Hull's legendary Beats Bus back on the road following successful campaign to fund new vehicle

The Beats Bus is back on the road after the previous bus was deemed damaged beyond repair
The Beats Bus is back on the road after the previous bus was deemed damaged beyond repair -Credit:Beats Bus Records

A campaign to get the popular Beats Bus in Hull back in the road has proven to be successful so youngsters can once again express their creative side with the power of music.

Since 2017, the Beats Bus has been regularly touring Hull estates and engaging with local schools, raising thousands of children's aspirations from disadvantaged backgrounds. In March, however, the previous bus was deemed damaged beyond repair, prompting organisers to seek funding from the public. It had extensive rust damage to its axles, which could've costed upwards of £7,000 to fully repair.

Following a successful Crowdfunder campaign campaign, locals will once again get their music fix and chance to express their creativity to places that may not have access to the arts. Hull City Council also contributed £7,500 towards the new bus.

Read more:

It was unveiled at an open day on Saturday (May 11), when people got first sight of the new vehicle. Dave, who works for the Beats Bus team, told Hull Live of everybody's excitement at the bus at Albemarle Music Centre.

He said: "We did a crowd-funder, the Council came in and people from the Crime Commissioners' Department helped fund it as well. It was just a good opportunity to do some workshops and showcase the bus."

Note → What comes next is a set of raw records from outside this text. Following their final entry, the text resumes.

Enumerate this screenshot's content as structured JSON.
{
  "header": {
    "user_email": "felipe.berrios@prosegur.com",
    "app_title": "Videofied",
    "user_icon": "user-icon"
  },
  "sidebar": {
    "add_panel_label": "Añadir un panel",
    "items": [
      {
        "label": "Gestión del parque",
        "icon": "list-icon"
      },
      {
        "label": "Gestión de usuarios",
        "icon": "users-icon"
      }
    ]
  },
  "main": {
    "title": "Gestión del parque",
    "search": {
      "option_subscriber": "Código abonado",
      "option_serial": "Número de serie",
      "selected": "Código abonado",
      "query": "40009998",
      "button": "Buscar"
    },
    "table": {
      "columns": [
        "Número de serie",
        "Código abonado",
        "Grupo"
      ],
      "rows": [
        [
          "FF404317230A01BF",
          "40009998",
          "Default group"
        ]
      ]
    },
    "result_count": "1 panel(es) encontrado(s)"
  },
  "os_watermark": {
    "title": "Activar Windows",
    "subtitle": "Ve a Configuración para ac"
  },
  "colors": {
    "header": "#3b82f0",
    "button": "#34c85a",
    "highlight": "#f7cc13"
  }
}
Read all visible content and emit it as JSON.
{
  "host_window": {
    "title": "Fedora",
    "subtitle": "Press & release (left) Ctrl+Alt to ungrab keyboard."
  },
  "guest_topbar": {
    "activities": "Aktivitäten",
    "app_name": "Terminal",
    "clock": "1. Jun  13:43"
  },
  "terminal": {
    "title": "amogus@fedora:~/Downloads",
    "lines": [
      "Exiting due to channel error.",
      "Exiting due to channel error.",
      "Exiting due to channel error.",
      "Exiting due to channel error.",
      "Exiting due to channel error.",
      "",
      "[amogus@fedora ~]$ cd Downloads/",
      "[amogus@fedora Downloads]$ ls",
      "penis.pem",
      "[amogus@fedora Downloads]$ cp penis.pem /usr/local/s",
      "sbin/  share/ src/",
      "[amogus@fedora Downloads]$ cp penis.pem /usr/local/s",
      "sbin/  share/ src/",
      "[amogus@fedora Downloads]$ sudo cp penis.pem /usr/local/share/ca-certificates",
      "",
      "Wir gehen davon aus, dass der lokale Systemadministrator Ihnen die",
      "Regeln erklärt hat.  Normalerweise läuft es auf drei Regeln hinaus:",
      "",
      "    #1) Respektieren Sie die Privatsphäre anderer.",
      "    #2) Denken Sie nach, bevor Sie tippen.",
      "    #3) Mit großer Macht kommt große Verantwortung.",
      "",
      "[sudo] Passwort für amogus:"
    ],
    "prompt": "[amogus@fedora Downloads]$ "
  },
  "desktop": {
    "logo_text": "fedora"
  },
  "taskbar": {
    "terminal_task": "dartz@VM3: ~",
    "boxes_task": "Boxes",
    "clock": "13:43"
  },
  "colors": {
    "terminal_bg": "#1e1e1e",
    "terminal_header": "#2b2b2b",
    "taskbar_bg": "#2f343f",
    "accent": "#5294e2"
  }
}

The new bus is a converted training fire engine. Compared to the old vehicle, it has more space, seating already installed from its former firefighting life and a lift for better accessibility and a screening area. "We do a lot of safety campaigns", Dave said. "It is [the screen] a good thing to have, especially when we are launching our new film soon."

The first Beats Bus found national fame in a documentary-styled film following its creator Steve Arnott. Directed by local filmmaker Sean McAllister, A Northern Soul shows how the bus provides a beacon of hope through the escapism of hip-hop.

The new Beats Bus was unveiled on Saturday, May 11
The new Beats Bus was unveiled on Saturday, May 11 -Credit:Beats Bus Records

"We've definitely stepped up", Dave said. "The other [bus] didn't have much storage space, and that took a lot of the areas we were going to use, and this one is a blank canvas really. At the back, we already have a built-in disabled access lift, and we can use that not just for the disabled people, but for bringing equipment on and off the bus.

"We're really happy with it. Last week we were just concentrating on the branding, which is very important. We're keeping with the same branding as Beats Bus 1, with the wild, graffiti style of lettering which we've done. It's just about creating that nice feel to it."

While the new bus was being prepared, the team were still hosting workshops although it did mean that people did have to travel to the city centre to Albemarle Music Centre.

Some of the equipment from the old Beats Bus has been reused in the new vehicle, but the team saw the change as the perfect opportunity to have some hardware upgrades. "We've bought a new sound system, some lighting for it, we've got an MPC, keyboards and some DJ equipment", said Dave. "We're just looking at upgrading some more equipment, maybe some more computers for radio and video production. We're happy with everything we've acquired."

The new Beats Bus has already hit the road and will be seen at The Big Malarky Festival, at East Park, in June, as well as some safety campaigns at the end of June, Dave says. You can keep up to date with the new look Beats Bus on their social media here.